• **WORK INSTRUCTION**
Take each line of the data that contains the string "this" and copy it.

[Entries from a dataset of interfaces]
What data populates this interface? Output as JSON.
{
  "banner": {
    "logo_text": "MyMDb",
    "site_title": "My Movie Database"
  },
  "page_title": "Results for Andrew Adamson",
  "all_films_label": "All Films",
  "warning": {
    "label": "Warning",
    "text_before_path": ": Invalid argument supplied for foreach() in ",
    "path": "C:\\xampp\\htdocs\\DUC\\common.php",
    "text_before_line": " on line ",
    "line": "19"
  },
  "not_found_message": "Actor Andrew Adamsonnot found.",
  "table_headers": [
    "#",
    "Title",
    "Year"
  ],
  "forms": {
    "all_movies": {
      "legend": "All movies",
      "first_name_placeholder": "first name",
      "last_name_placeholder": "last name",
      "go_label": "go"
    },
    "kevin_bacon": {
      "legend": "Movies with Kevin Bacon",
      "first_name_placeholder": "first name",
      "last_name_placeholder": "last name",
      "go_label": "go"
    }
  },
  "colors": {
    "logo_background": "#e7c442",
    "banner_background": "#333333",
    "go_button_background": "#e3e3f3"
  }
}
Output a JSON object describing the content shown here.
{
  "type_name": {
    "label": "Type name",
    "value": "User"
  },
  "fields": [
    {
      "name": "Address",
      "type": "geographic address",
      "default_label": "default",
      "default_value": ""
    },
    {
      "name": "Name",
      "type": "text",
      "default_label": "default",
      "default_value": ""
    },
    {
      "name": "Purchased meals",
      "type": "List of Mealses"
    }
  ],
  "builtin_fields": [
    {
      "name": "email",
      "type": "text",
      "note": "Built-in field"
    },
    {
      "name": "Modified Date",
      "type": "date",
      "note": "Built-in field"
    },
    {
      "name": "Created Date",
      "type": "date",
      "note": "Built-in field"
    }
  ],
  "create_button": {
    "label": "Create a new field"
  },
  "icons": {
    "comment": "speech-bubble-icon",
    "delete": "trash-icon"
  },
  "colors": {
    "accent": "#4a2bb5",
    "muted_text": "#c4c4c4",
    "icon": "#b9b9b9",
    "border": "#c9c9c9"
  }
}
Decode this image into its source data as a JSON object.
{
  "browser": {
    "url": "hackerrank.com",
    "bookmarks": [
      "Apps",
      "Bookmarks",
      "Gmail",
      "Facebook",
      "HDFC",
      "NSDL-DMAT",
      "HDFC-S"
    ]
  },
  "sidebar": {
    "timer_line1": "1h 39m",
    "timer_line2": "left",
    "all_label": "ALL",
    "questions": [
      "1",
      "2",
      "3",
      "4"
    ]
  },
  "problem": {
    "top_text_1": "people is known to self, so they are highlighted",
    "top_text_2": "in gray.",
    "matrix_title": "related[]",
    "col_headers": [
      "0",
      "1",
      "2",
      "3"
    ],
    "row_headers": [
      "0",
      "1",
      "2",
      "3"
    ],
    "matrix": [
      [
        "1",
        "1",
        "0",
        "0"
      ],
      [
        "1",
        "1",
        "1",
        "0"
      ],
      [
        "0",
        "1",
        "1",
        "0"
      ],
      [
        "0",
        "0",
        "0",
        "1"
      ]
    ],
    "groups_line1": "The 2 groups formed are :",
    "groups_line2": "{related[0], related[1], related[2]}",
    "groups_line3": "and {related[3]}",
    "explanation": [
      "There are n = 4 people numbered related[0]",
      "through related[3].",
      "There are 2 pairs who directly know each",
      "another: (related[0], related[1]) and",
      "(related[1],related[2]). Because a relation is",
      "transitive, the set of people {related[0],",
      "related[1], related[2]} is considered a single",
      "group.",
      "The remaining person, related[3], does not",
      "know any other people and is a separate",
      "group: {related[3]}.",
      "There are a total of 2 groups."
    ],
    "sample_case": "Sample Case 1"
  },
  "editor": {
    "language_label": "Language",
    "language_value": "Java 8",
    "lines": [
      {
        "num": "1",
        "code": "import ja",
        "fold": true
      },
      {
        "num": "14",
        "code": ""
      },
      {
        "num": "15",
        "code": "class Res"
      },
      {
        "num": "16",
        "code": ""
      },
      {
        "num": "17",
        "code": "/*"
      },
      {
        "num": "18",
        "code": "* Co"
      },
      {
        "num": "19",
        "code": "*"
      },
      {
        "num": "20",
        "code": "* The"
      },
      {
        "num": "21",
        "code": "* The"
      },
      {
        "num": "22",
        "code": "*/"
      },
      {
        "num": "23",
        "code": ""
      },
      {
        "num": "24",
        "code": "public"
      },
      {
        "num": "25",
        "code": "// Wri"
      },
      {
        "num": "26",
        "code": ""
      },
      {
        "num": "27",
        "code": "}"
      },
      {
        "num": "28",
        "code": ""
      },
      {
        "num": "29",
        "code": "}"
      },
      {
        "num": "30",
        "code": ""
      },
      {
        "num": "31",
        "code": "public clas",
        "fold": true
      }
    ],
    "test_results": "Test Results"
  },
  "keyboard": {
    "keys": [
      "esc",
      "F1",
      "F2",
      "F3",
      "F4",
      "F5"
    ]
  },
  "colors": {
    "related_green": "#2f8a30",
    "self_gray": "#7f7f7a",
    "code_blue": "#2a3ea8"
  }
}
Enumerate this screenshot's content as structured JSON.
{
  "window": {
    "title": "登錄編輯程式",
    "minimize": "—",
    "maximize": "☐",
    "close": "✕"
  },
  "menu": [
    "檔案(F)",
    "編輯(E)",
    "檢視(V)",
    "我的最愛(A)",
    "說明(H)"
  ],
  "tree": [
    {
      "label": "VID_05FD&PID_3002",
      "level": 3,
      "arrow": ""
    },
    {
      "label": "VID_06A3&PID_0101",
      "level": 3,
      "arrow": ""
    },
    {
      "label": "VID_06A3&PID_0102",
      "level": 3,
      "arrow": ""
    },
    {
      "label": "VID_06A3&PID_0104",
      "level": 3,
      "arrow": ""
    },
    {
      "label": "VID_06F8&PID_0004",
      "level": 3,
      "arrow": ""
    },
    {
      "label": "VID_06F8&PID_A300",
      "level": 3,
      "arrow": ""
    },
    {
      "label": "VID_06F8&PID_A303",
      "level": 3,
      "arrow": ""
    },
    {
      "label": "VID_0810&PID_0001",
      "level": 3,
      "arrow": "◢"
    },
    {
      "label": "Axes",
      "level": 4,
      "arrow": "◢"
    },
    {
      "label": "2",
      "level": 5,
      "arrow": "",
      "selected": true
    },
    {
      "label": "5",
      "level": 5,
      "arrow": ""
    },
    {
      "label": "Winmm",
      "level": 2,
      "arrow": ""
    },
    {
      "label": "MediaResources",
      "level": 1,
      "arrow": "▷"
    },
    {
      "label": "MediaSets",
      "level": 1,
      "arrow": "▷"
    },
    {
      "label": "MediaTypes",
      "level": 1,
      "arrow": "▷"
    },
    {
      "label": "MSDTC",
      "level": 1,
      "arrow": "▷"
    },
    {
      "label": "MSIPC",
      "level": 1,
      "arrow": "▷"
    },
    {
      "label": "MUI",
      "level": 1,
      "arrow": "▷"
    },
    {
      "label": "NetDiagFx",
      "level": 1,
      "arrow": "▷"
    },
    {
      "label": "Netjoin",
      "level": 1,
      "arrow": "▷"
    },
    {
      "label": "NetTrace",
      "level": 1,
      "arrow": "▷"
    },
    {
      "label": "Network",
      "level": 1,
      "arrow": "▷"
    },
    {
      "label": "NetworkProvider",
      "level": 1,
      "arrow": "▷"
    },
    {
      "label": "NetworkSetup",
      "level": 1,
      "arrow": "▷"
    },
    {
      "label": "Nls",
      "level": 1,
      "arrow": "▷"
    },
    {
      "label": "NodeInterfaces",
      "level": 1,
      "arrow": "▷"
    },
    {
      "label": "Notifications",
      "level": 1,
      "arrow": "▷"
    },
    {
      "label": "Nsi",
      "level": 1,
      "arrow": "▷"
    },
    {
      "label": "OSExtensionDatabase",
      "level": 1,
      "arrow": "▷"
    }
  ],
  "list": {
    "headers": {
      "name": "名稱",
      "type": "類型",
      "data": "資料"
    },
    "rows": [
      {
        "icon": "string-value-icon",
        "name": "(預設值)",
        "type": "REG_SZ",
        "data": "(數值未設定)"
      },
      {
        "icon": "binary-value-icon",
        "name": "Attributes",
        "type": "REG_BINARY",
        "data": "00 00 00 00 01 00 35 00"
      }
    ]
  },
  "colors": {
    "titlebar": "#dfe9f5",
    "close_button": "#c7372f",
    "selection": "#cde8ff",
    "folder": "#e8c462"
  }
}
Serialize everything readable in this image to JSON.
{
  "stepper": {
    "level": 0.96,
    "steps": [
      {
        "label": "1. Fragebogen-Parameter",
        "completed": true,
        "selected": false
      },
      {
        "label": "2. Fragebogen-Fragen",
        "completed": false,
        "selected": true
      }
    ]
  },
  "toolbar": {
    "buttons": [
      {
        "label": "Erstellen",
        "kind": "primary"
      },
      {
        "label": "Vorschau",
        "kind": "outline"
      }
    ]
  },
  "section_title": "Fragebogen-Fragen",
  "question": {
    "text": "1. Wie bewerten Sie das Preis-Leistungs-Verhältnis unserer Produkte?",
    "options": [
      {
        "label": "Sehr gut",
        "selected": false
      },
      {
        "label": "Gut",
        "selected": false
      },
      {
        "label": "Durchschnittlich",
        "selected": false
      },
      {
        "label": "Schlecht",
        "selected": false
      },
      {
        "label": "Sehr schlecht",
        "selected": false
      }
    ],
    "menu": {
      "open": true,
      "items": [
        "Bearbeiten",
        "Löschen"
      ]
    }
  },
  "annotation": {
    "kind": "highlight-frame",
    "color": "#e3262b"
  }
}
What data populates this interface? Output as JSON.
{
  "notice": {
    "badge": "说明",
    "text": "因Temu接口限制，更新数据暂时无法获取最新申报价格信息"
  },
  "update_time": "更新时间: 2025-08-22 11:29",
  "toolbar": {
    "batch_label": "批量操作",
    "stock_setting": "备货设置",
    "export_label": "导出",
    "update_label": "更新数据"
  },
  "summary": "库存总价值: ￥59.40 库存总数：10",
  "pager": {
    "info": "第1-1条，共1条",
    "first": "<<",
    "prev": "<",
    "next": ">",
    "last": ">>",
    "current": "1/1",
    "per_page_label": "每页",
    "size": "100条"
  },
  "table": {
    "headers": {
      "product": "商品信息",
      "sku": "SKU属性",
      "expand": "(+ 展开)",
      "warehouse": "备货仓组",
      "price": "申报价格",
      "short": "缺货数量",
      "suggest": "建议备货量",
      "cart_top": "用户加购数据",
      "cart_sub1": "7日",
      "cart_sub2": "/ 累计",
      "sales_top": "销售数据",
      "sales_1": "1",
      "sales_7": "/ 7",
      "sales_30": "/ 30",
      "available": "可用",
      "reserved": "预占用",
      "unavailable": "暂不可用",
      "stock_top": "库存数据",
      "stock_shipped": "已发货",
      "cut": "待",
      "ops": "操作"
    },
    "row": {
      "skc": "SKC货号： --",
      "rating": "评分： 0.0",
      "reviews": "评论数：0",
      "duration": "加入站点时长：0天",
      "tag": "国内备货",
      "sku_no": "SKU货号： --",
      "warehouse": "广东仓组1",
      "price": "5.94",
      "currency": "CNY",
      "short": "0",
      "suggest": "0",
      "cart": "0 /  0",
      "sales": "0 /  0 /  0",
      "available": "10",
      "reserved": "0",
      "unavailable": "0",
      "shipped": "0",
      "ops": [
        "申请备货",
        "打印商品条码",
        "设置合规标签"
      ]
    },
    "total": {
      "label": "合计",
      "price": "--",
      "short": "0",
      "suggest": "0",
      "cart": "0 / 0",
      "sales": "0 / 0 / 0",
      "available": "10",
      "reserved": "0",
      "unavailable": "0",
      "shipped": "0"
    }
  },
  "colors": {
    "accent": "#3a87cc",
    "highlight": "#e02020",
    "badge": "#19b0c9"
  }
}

• **OUTPUT BELOW**
What data populates this interface? Output as JSON.
Decode this image into its source data as a JSON object.
Enumerate this screenshot's content as structured JSON.
Serialize everything readable in this image to JSON.
What data populates this interface? Output as JSON.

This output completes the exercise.